◆ Requirement: Restate all the entries exactly as they appear, apart from the pictures.
···
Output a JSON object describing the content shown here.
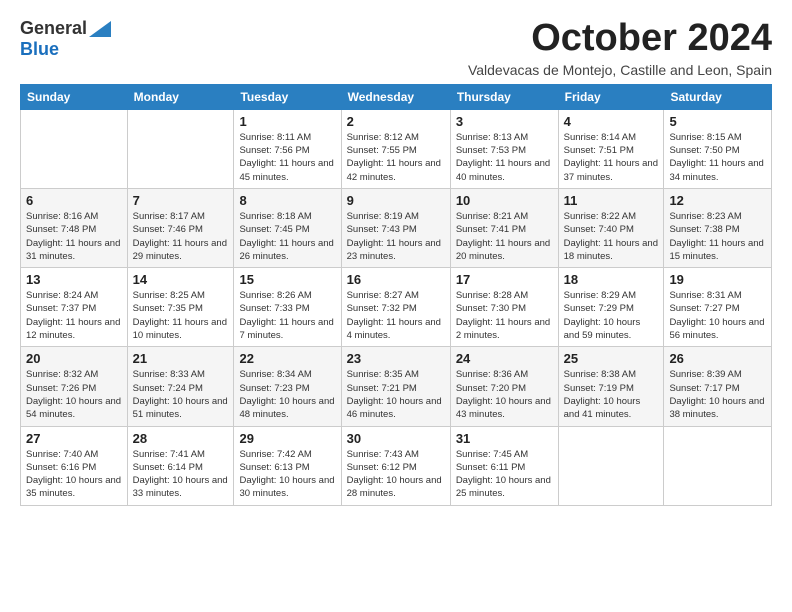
{
  "logo": {
    "general": "General",
    "blue": "Blue"
  },
  "title": "October 2024",
  "subtitle": "Valdevacas de Montejo, Castille and Leon, Spain",
  "days_of_week": [
    "Sunday",
    "Monday",
    "Tuesday",
    "Wednesday",
    "Thursday",
    "Friday",
    "Saturday"
  ],
  "weeks": [
    [
      {
        "day": "",
        "info": ""
      },
      {
        "day": "",
        "info": ""
      },
      {
        "day": "1",
        "info": "Sunrise: 8:11 AM\nSunset: 7:56 PM\nDaylight: 11 hours and 45 minutes."
      },
      {
        "day": "2",
        "info": "Sunrise: 8:12 AM\nSunset: 7:55 PM\nDaylight: 11 hours and 42 minutes."
      },
      {
        "day": "3",
        "info": "Sunrise: 8:13 AM\nSunset: 7:53 PM\nDaylight: 11 hours and 40 minutes."
      },
      {
        "day": "4",
        "info": "Sunrise: 8:14 AM\nSunset: 7:51 PM\nDaylight: 11 hours and 37 minutes."
      },
      {
        "day": "5",
        "info": "Sunrise: 8:15 AM\nSunset: 7:50 PM\nDaylight: 11 hours and 34 minutes."
      }
    ],
    [
      {
        "day": "6",
        "info": "Sunrise: 8:16 AM\nSunset: 7:48 PM\nDaylight: 11 hours and 31 minutes."
      },
      {
        "day": "7",
        "info": "Sunrise: 8:17 AM\nSunset: 7:46 PM\nDaylight: 11 hours and 29 minutes."
      },
      {
        "day": "8",
        "info": "Sunrise: 8:18 AM\nSunset: 7:45 PM\nDaylight: 11 hours and 26 minutes."
      },
      {
        "day": "9",
        "info": "Sunrise: 8:19 AM\nSunset: 7:43 PM\nDaylight: 11 hours and 23 minutes."
      },
      {
        "day": "10",
        "info": "Sunrise: 8:21 AM\nSunset: 7:41 PM\nDaylight: 11 hours and 20 minutes."
      },
      {
        "day": "11",
        "info": "Sunrise: 8:22 AM\nSunset: 7:40 PM\nDaylight: 11 hours and 18 minutes."
      },
      {
        "day": "12",
        "info": "Sunrise: 8:23 AM\nSunset: 7:38 PM\nDaylight: 11 hours and 15 minutes."
      }
    ],
    [
      {
        "day": "13",
        "info": "Sunrise: 8:24 AM\nSunset: 7:37 PM\nDaylight: 11 hours and 12 minutes."
      },
      {
        "day": "14",
        "info": "Sunrise: 8:25 AM\nSunset: 7:35 PM\nDaylight: 11 hours and 10 minutes."
      },
      {
        "day": "15",
        "info": "Sunrise: 8:26 AM\nSunset: 7:33 PM\nDaylight: 11 hours and 7 minutes."
      },
      {
        "day": "16",
        "info": "Sunrise: 8:27 AM\nSunset: 7:32 PM\nDaylight: 11 hours and 4 minutes."
      },
      {
        "day": "17",
        "info": "Sunrise: 8:28 AM\nSunset: 7:30 PM\nDaylight: 11 hours and 2 minutes."
      },
      {
        "day": "18",
        "info": "Sunrise: 8:29 AM\nSunset: 7:29 PM\nDaylight: 10 hours and 59 minutes."
      },
      {
        "day": "19",
        "info": "Sunrise: 8:31 AM\nSunset: 7:27 PM\nDaylight: 10 hours and 56 minutes."
      }
    ],
    [
      {
        "day": "20",
        "info": "Sunrise: 8:32 AM\nSunset: 7:26 PM\nDaylight: 10 hours and 54 minutes."
      },
      {
        "day": "21",
        "info": "Sunrise: 8:33 AM\nSunset: 7:24 PM\nDaylight: 10 hours and 51 minutes."
      },
      {
        "day": "22",
        "info": "Sunrise: 8:34 AM\nSunset: 7:23 PM\nDaylight: 10 hours and 48 minutes."
      },
      {
        "day": "23",
        "info": "Sunrise: 8:35 AM\nSunset: 7:21 PM\nDaylight: 10 hours and 46 minutes."
      },
      {
        "day": "24",
        "info": "Sunrise: 8:36 AM\nSunset: 7:20 PM\nDaylight: 10 hours and 43 minutes."
      },
      {
        "day": "25",
        "info": "Sunrise: 8:38 AM\nSunset: 7:19 PM\nDaylight: 10 hours and 41 minutes."
      },
      {
        "day": "26",
        "info": "Sunrise: 8:39 AM\nSunset: 7:17 PM\nDaylight: 10 hours and 38 minutes."
      }
    ],
    [
      {
        "day": "27",
        "info": "Sunrise: 7:40 AM\nSunset: 6:16 PM\nDaylight: 10 hours and 35 minutes."
      },
      {
        "day": "28",
        "info": "Sunrise: 7:41 AM\nSunset: 6:14 PM\nDaylight: 10 hours and 33 minutes."
      },
      {
        "day": "29",
        "info": "Sunrise: 7:42 AM\nSunset: 6:13 PM\nDaylight: 10 hours and 30 minutes."
      },
      {
        "day": "30",
        "info": "Sunrise: 7:43 AM\nSunset: 6:12 PM\nDaylight: 10 hours and 28 minutes."
      },
      {
        "day": "31",
        "info": "Sunrise: 7:45 AM\nSunset: 6:11 PM\nDaylight: 10 hours and 25 minutes."
      },
      {
        "day": "",
        "info": ""
      },
      {
        "day": "",
        "info": ""
      }
    ]
  ]
}
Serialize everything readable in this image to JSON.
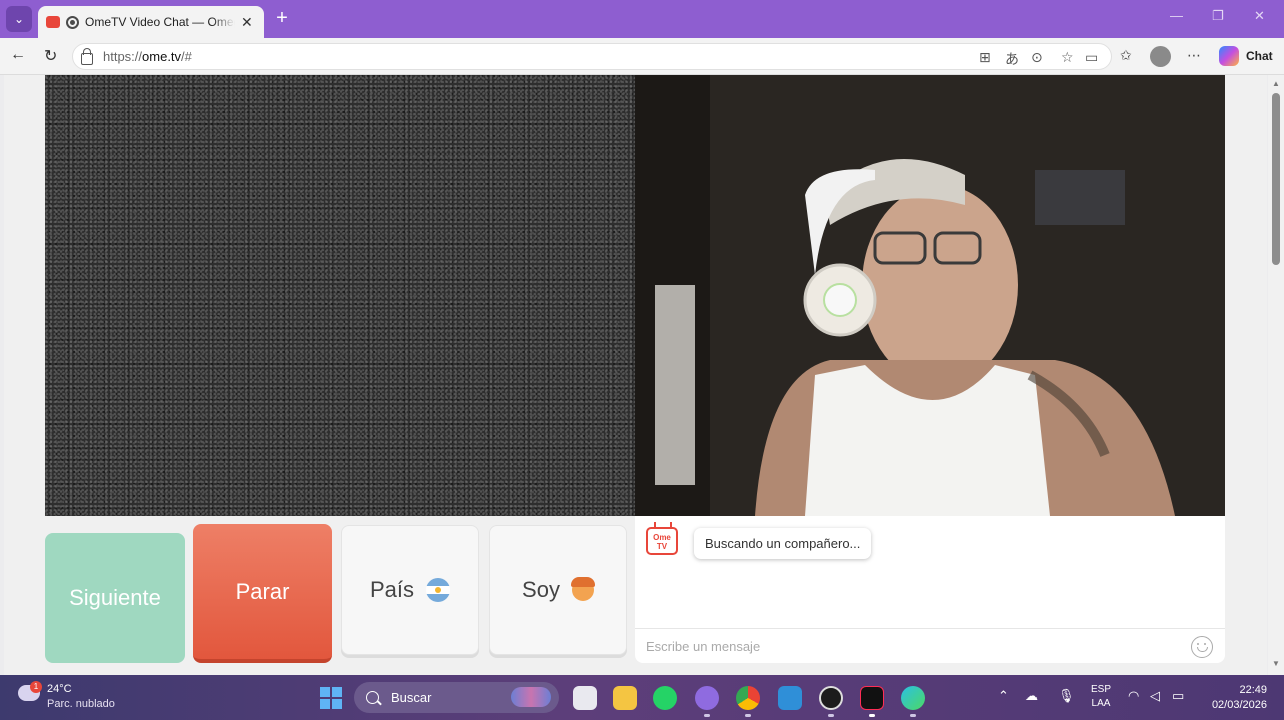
{
  "browser": {
    "tab_title": "OmeTV Video Chat — Omegle",
    "new_tab": "+",
    "url_protocol": "https://",
    "url_host": "ome.tv",
    "url_rest": "/#",
    "chat_button_label": "Chat",
    "window_controls": [
      "—",
      "❐",
      "✕"
    ]
  },
  "controls": {
    "next_label": "Siguiente",
    "stop_label": "Parar",
    "country_label": "País",
    "gender_label": "Soy"
  },
  "chat": {
    "logo_text": "Ome TV",
    "status_message": "Buscando un compañero...",
    "input_placeholder": "Escribe un mensaje"
  },
  "taskbar": {
    "weather_badge": "1",
    "weather_temp": "24°C",
    "weather_desc": "Parc. nublado",
    "search_label": "Buscar",
    "lang_line1": "ESP",
    "lang_line2": "LAA",
    "time": "22:49",
    "date": "02/03/2026"
  },
  "colors": {
    "titlebar": "#8e5ed0",
    "next_button": "#9fd8c0",
    "stop_button": "#e2573d"
  }
}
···
◆ Expected answer:
Output a JSON object describing the content shown here.
{
  "logo": {
    "general": "General",
    "blue": "Blue"
  },
  "title": "October 2024",
  "subtitle": "Valdevacas de Montejo, Castille and Leon, Spain",
  "days_of_week": [
    "Sunday",
    "Monday",
    "Tuesday",
    "Wednesday",
    "Thursday",
    "Friday",
    "Saturday"
  ],
  "weeks": [
    [
      {
        "day": "",
        "info": ""
      },
      {
        "day": "",
        "info": ""
      },
      {
        "day": "1",
        "info": "Sunrise: 8:11 AM\nSunset: 7:56 PM\nDaylight: 11 hours and 45 minutes."
      },
      {
        "day": "2",
        "info": "Sunrise: 8:12 AM\nSunset: 7:55 PM\nDaylight: 11 hours and 42 minutes."
      },
      {
        "day": "3",
        "info": "Sunrise: 8:13 AM\nSunset: 7:53 PM\nDaylight: 11 hours and 40 minutes."
      },
      {
        "day": "4",
        "info": "Sunrise: 8:14 AM\nSunset: 7:51 PM\nDaylight: 11 hours and 37 minutes."
      },
      {
        "day": "5",
        "info": "Sunrise: 8:15 AM\nSunset: 7:50 PM\nDaylight: 11 hours and 34 minutes."
      }
    ],
    [
      {
        "day": "6",
        "info": "Sunrise: 8:16 AM\nSunset: 7:48 PM\nDaylight: 11 hours and 31 minutes."
      },
      {
        "day": "7",
        "info": "Sunrise: 8:17 AM\nSunset: 7:46 PM\nDaylight: 11 hours and 29 minutes."
      },
      {
        "day": "8",
        "info": "Sunrise: 8:18 AM\nSunset: 7:45 PM\nDaylight: 11 hours and 26 minutes."
      },
      {
        "day": "9",
        "info": "Sunrise: 8:19 AM\nSunset: 7:43 PM\nDaylight: 11 hours and 23 minutes."
      },
      {
        "day": "10",
        "info": "Sunrise: 8:21 AM\nSunset: 7:41 PM\nDaylight: 11 hours and 20 minutes."
      },
      {
        "day": "11",
        "info": "Sunrise: 8:22 AM\nSunset: 7:40 PM\nDaylight: 11 hours and 18 minutes."
      },
      {
        "day": "12",
        "info": "Sunrise: 8:23 AM\nSunset: 7:38 PM\nDaylight: 11 hours and 15 minutes."
      }
    ],
    [
      {
        "day": "13",
        "info": "Sunrise: 8:24 AM\nSunset: 7:37 PM\nDaylight: 11 hours and 12 minutes."
      },
      {
        "day": "14",
        "info": "Sunrise: 8:25 AM\nSunset: 7:35 PM\nDaylight: 11 hours and 10 minutes."
      },
      {
        "day": "15",
        "info": "Sunrise: 8:26 AM\nSunset: 7:33 PM\nDaylight: 11 hours and 7 minutes."
      },
      {
        "day": "16",
        "info": "Sunrise: 8:27 AM\nSunset: 7:32 PM\nDaylight: 11 hours and 4 minutes."
      },
      {
        "day": "17",
        "info": "Sunrise: 8:28 AM\nSunset: 7:30 PM\nDaylight: 11 hours and 2 minutes."
      },
      {
        "day": "18",
        "info": "Sunrise: 8:29 AM\nSunset: 7:29 PM\nDaylight: 10 hours and 59 minutes."
      },
      {
        "day": "19",
        "info": "Sunrise: 8:31 AM\nSunset: 7:27 PM\nDaylight: 10 hours and 56 minutes."
      }
    ],
    [
      {
        "day": "20",
        "info": "Sunrise: 8:32 AM\nSunset: 7:26 PM\nDaylight: 10 hours and 54 minutes."
      },
      {
        "day": "21",
        "info": "Sunrise: 8:33 AM\nSunset: 7:24 PM\nDaylight: 10 hours and 51 minutes."
      },
      {
        "day": "22",
        "info": "Sunrise: 8:34 AM\nSunset: 7:23 PM\nDaylight: 10 hours and 48 minutes."
      },
      {
        "day": "23",
        "info": "Sunrise: 8:35 AM\nSunset: 7:21 PM\nDaylight: 10 hours and 46 minutes."
      },
      {
        "day": "24",
        "info": "Sunrise: 8:36 AM\nSunset: 7:20 PM\nDaylight: 10 hours and 43 minutes."
      },
      {
        "day": "25",
        "info": "Sunrise: 8:38 AM\nSunset: 7:19 PM\nDaylight: 10 hours and 41 minutes."
      },
      {
        "day": "26",
        "info": "Sunrise: 8:39 AM\nSunset: 7:17 PM\nDaylight: 10 hours and 38 minutes."
      }
    ],
    [
      {
        "day": "27",
        "info": "Sunrise: 7:40 AM\nSunset: 6:16 PM\nDaylight: 10 hours and 35 minutes."
      },
      {
        "day": "28",
        "info": "Sunrise: 7:41 AM\nSunset: 6:14 PM\nDaylight: 10 hours and 33 minutes."
      },
      {
        "day": "29",
        "info": "Sunrise: 7:42 AM\nSunset: 6:13 PM\nDaylight: 10 hours and 30 minutes."
      },
      {
        "day": "30",
        "info": "Sunrise: 7:43 AM\nSunset: 6:12 PM\nDaylight: 10 hours and 28 minutes."
      },
      {
        "day": "31",
        "info": "Sunrise: 7:45 AM\nSunset: 6:11 PM\nDaylight: 10 hours and 25 minutes."
      },
      {
        "day": "",
        "info": ""
      },
      {
        "day": "",
        "info": ""
      }
    ]
  ]
}
Serialize everything readable in this image to JSON.
{
  "browser": {
    "tab_title": "OmeTV Video Chat — Omegle",
    "new_tab": "+",
    "url_protocol": "https://",
    "url_host": "ome.tv",
    "url_rest": "/#",
    "chat_button_label": "Chat",
    "window_controls": [
      "—",
      "❐",
      "✕"
    ]
  },
  "controls": {
    "next_label": "Siguiente",
    "stop_label": "Parar",
    "country_label": "País",
    "gender_label": "Soy"
  },
  "chat": {
    "logo_text": "Ome TV",
    "status_message": "Buscando un compañero...",
    "input_placeholder": "Escribe un mensaje"
  },
  "taskbar": {
    "weather_badge": "1",
    "weather_temp": "24°C",
    "weather_desc": "Parc. nublado",
    "search_label": "Buscar",
    "lang_line1": "ESP",
    "lang_line2": "LAA",
    "time": "22:49",
    "date": "02/03/2026"
  },
  "colors": {
    "titlebar": "#8e5ed0",
    "next_button": "#9fd8c0",
    "stop_button": "#e2573d"
  }
}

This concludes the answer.